• TASK DIRECTIONS
Give every entry again, word for word.

(RECORDED INFORMATION)

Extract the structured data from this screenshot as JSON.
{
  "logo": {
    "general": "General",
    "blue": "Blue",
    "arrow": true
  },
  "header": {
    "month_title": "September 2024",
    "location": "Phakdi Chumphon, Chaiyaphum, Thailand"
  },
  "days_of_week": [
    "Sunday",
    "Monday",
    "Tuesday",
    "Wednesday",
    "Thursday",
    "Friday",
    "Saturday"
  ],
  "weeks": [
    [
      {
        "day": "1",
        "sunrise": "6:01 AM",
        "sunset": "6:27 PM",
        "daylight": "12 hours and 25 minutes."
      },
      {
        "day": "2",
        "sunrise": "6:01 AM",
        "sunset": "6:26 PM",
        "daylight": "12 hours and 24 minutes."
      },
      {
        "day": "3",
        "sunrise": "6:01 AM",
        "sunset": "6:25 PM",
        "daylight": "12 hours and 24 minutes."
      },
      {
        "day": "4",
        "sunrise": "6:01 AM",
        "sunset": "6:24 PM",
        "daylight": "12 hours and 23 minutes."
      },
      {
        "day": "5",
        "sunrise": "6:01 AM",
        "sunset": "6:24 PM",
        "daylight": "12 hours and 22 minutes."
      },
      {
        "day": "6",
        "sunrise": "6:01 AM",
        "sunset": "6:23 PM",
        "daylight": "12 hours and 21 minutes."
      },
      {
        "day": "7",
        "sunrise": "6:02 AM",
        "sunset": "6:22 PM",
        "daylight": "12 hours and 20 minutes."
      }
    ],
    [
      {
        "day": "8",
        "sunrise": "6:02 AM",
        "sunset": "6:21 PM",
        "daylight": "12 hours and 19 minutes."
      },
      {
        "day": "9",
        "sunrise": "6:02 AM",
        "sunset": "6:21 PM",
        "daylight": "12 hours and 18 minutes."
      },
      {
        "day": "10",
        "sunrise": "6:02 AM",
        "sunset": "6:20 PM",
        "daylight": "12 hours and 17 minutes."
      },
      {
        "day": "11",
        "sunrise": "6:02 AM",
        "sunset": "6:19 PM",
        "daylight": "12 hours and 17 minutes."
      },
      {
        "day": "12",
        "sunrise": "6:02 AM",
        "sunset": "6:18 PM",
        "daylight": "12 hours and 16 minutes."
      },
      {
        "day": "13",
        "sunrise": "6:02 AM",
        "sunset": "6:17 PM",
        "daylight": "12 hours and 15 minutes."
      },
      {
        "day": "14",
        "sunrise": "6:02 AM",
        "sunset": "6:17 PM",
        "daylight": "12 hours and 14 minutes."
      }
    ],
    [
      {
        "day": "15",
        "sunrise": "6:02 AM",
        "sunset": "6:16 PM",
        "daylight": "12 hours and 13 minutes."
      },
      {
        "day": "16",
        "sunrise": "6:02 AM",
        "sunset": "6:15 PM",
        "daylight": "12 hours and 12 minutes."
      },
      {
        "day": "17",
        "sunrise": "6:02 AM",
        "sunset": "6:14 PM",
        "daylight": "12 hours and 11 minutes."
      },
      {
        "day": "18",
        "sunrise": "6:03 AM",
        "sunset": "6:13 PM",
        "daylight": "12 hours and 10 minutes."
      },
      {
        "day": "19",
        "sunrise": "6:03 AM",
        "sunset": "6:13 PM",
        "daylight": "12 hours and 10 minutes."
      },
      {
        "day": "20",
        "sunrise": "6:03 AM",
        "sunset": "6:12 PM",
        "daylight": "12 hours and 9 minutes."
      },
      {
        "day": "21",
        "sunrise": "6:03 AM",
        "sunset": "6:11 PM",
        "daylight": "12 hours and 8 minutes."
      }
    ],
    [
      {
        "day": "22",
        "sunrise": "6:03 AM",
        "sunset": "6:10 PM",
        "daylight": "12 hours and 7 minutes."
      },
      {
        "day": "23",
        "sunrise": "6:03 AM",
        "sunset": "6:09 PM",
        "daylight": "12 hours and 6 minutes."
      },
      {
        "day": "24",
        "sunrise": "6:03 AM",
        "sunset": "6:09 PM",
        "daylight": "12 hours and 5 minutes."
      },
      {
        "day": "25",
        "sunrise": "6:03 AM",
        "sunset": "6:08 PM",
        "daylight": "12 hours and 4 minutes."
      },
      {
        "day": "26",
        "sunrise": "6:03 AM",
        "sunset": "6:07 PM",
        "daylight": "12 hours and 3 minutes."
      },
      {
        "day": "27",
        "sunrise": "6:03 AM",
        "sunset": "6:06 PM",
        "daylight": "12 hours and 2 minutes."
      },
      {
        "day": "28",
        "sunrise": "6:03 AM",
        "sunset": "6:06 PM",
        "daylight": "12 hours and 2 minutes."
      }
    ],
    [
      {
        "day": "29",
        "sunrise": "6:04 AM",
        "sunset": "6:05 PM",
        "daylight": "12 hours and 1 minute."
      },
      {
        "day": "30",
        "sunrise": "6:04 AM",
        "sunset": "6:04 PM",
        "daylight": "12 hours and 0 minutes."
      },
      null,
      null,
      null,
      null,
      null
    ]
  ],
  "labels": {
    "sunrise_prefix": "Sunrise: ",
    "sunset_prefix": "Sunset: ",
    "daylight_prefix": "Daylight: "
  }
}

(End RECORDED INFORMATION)

• RESPONSE
Extract the structured data from this screenshot as JSON.
{
  "logo": {
    "general": "General",
    "blue": "Blue",
    "arrow": true
  },
  "header": {
    "month_title": "September 2024",
    "location": "Phakdi Chumphon, Chaiyaphum, Thailand"
  },
  "days_of_week": [
    "Sunday",
    "Monday",
    "Tuesday",
    "Wednesday",
    "Thursday",
    "Friday",
    "Saturday"
  ],
  "weeks": [
    [
      {
        "day": "1",
        "sunrise": "6:01 AM",
        "sunset": "6:27 PM",
        "daylight": "12 hours and 25 minutes."
      },
      {
        "day": "2",
        "sunrise": "6:01 AM",
        "sunset": "6:26 PM",
        "daylight": "12 hours and 24 minutes."
      },
      {
        "day": "3",
        "sunrise": "6:01 AM",
        "sunset": "6:25 PM",
        "daylight": "12 hours and 24 minutes."
      },
      {
        "day": "4",
        "sunrise": "6:01 AM",
        "sunset": "6:24 PM",
        "daylight": "12 hours and 23 minutes."
      },
      {
        "day": "5",
        "sunrise": "6:01 AM",
        "sunset": "6:24 PM",
        "daylight": "12 hours and 22 minutes."
      },
      {
        "day": "6",
        "sunrise": "6:01 AM",
        "sunset": "6:23 PM",
        "daylight": "12 hours and 21 minutes."
      },
      {
        "day": "7",
        "sunrise": "6:02 AM",
        "sunset": "6:22 PM",
        "daylight": "12 hours and 20 minutes."
      }
    ],
    [
      {
        "day": "8",
        "sunrise": "6:02 AM",
        "sunset": "6:21 PM",
        "daylight": "12 hours and 19 minutes."
      },
      {
        "day": "9",
        "sunrise": "6:02 AM",
        "sunset": "6:21 PM",
        "daylight": "12 hours and 18 minutes."
      },
      {
        "day": "10",
        "sunrise": "6:02 AM",
        "sunset": "6:20 PM",
        "daylight": "12 hours and 17 minutes."
      },
      {
        "day": "11",
        "sunrise": "6:02 AM",
        "sunset": "6:19 PM",
        "daylight": "12 hours and 17 minutes."
      },
      {
        "day": "12",
        "sunrise": "6:02 AM",
        "sunset": "6:18 PM",
        "daylight": "12 hours and 16 minutes."
      },
      {
        "day": "13",
        "sunrise": "6:02 AM",
        "sunset": "6:17 PM",
        "daylight": "12 hours and 15 minutes."
      },
      {
        "day": "14",
        "sunrise": "6:02 AM",
        "sunset": "6:17 PM",
        "daylight": "12 hours and 14 minutes."
      }
    ],
    [
      {
        "day": "15",
        "sunrise": "6:02 AM",
        "sunset": "6:16 PM",
        "daylight": "12 hours and 13 minutes."
      },
      {
        "day": "16",
        "sunrise": "6:02 AM",
        "sunset": "6:15 PM",
        "daylight": "12 hours and 12 minutes."
      },
      {
        "day": "17",
        "sunrise": "6:02 AM",
        "sunset": "6:14 PM",
        "daylight": "12 hours and 11 minutes."
      },
      {
        "day": "18",
        "sunrise": "6:03 AM",
        "sunset": "6:13 PM",
        "daylight": "12 hours and 10 minutes."
      },
      {
        "day": "19",
        "sunrise": "6:03 AM",
        "sunset": "6:13 PM",
        "daylight": "12 hours and 10 minutes."
      },
      {
        "day": "20",
        "sunrise": "6:03 AM",
        "sunset": "6:12 PM",
        "daylight": "12 hours and 9 minutes."
      },
      {
        "day": "21",
        "sunrise": "6:03 AM",
        "sunset": "6:11 PM",
        "daylight": "12 hours and 8 minutes."
      }
    ],
    [
      {
        "day": "22",
        "sunrise": "6:03 AM",
        "sunset": "6:10 PM",
        "daylight": "12 hours and 7 minutes."
      },
      {
        "day": "23",
        "sunrise": "6:03 AM",
        "sunset": "6:09 PM",
        "daylight": "12 hours and 6 minutes."
      },
      {
        "day": "24",
        "sunrise": "6:03 AM",
        "sunset": "6:09 PM",
        "daylight": "12 hours and 5 minutes."
      },
      {
        "day": "25",
        "sunrise": "6:03 AM",
        "sunset": "6:08 PM",
        "daylight": "12 hours and 4 minutes."
      },
      {
        "day": "26",
        "sunrise": "6:03 AM",
        "sunset": "6:07 PM",
        "daylight": "12 hours and 3 minutes."
      },
      {
        "day": "27",
        "sunrise": "6:03 AM",
        "sunset": "6:06 PM",
        "daylight": "12 hours and 2 minutes."
      },
      {
        "day": "28",
        "sunrise": "6:03 AM",
        "sunset": "6:06 PM",
        "daylight": "12 hours and 2 minutes."
      }
    ],
    [
      {
        "day": "29",
        "sunrise": "6:04 AM",
        "sunset": "6:05 PM",
        "daylight": "12 hours and 1 minute."
      },
      {
        "day": "30",
        "sunrise": "6:04 AM",
        "sunset": "6:04 PM",
        "daylight": "12 hours and 0 minutes."
      },
      null,
      null,
      null,
      null,
      null
    ]
  ],
  "labels": {
    "sunrise_prefix": "Sunrise: ",
    "sunset_prefix": "Sunset: ",
    "daylight_prefix": "Daylight: "
  }
}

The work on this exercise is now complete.